"We're very fortunate to have Lawrence Krauss join us for the inaugural SMART Festival. He is an engaging speaker and dedicated public educator," said Dr. Natalia Sidorovskaia, a professor of physics at UL Lafayette and head of its Department of Physics. In August, James Dent, a UL Lafayette physicist, co-authored a paper with Krauss that offers a possible explanation about the origin of dark matter, a component of the universe.
Sidorovskaia said the goal of the festival is to interest the public - including young people - in learning more about the connections between science and art. "They are two sides of the same coin, because creativity fuels scientific discovery," she said.
The festival, which is free and open to the public, will be held at two locations. It begins Friday evening at the Louisiana Immersive Technologies Enterprise, in the University's Research Park, at 537 Cajundome Blvd. On Saturday, events will be held simultaneously at LITE and at the Paul and Lulu Hilliard University Art Museum, 710 E. St. Mary Blvd.
Friday's lineup begins at 6 p.m., with a performance of electronic music. Robert Skinner and Juliette Ioup of the University of New Orleans will present "The Science and Music of the Theremin." The theremin, an electronic musical instrument, is played without the musician touching the device. Instead, the performer moves his or her hands near two metal antennas to produce sound.
Krauss, who is Foundation Professor of the School of Earth and Space Exploration and director of the University of Arizona's Origins Project, will speak at 7 p.m. The topic of his talk is "The Hidden Universe: The Mysterious Allure of Extra Dimensions." His presentation will be followed by a reception and book signing.
The events on Saturday begin at 10 a.m. at the Hilliard University Art Museum. It will offer two exhibits, "Intimate Science," which was organized by the Miller Gallery at Carnegie Mellon University, and NASA's "Earth As Art."
Also on Saturday, a group of artists from Los Angeles, known as Machine Project, will offer a workshop, "Mind Reading for the Left and Right Brain," at the museum from 10 a.m. to 5 p.m. Participants, who must be 18 or older, will learn basic soldering and electronics skills to create primitive lie detectors. Registration is required as there is a limit of 30 participants.
From noon until 4 p.m. at LITE, visitors can learn what happens behind the scenes in video game design, art and animation design, film effects and 3-D conversions. These activities are offered by LITE and Pixel Magic.

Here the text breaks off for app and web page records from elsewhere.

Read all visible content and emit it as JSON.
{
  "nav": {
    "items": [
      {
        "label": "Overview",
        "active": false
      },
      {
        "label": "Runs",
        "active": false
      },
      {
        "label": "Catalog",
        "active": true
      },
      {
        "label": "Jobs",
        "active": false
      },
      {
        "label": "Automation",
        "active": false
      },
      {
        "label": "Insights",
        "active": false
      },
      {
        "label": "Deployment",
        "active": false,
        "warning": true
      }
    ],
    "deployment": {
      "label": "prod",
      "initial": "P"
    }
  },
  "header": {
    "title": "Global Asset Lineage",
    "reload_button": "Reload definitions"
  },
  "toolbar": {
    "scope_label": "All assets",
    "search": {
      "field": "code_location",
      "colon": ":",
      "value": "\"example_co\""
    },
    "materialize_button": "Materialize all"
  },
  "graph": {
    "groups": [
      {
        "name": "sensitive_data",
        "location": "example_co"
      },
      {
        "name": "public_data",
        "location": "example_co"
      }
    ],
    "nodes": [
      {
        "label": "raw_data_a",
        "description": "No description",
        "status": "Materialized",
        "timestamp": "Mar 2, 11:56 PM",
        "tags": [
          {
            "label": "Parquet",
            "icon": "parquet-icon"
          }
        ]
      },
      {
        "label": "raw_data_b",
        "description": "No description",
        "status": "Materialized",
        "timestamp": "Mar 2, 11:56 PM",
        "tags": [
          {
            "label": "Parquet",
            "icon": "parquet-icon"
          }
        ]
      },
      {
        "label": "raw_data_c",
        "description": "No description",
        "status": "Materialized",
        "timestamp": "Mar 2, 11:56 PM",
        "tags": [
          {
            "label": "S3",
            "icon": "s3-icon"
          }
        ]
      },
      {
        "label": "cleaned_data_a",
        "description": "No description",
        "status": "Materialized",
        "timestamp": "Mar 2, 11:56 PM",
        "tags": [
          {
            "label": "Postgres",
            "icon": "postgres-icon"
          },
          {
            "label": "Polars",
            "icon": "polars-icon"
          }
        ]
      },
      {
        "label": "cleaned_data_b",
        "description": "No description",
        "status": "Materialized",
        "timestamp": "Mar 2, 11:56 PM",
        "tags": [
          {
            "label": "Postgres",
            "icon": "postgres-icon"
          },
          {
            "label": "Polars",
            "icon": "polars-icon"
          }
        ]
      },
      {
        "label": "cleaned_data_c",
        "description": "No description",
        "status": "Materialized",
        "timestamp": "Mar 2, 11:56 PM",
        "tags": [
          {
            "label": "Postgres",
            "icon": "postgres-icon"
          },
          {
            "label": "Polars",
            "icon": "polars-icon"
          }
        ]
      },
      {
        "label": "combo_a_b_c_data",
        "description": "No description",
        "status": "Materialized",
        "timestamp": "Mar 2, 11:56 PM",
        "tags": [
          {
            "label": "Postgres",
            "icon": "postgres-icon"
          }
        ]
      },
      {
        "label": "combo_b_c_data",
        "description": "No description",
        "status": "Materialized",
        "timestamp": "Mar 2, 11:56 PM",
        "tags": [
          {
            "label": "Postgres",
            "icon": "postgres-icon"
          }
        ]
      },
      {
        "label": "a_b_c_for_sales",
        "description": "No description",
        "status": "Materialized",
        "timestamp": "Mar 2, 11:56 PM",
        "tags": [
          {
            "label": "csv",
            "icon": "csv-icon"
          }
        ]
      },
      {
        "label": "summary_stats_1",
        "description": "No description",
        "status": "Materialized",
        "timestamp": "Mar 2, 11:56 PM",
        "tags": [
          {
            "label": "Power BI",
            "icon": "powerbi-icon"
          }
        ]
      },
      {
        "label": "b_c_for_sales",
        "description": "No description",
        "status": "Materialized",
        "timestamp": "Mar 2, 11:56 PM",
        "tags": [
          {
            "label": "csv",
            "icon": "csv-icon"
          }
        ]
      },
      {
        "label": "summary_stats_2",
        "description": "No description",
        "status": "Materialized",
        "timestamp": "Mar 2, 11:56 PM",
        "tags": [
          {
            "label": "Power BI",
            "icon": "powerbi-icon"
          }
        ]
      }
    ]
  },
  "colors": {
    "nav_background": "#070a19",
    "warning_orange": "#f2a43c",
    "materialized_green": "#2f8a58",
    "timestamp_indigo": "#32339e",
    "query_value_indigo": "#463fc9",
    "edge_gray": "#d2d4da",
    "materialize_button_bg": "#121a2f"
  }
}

There also will be hands-on demonstrations and talks on topics ranging from dark matter to understanding science through art.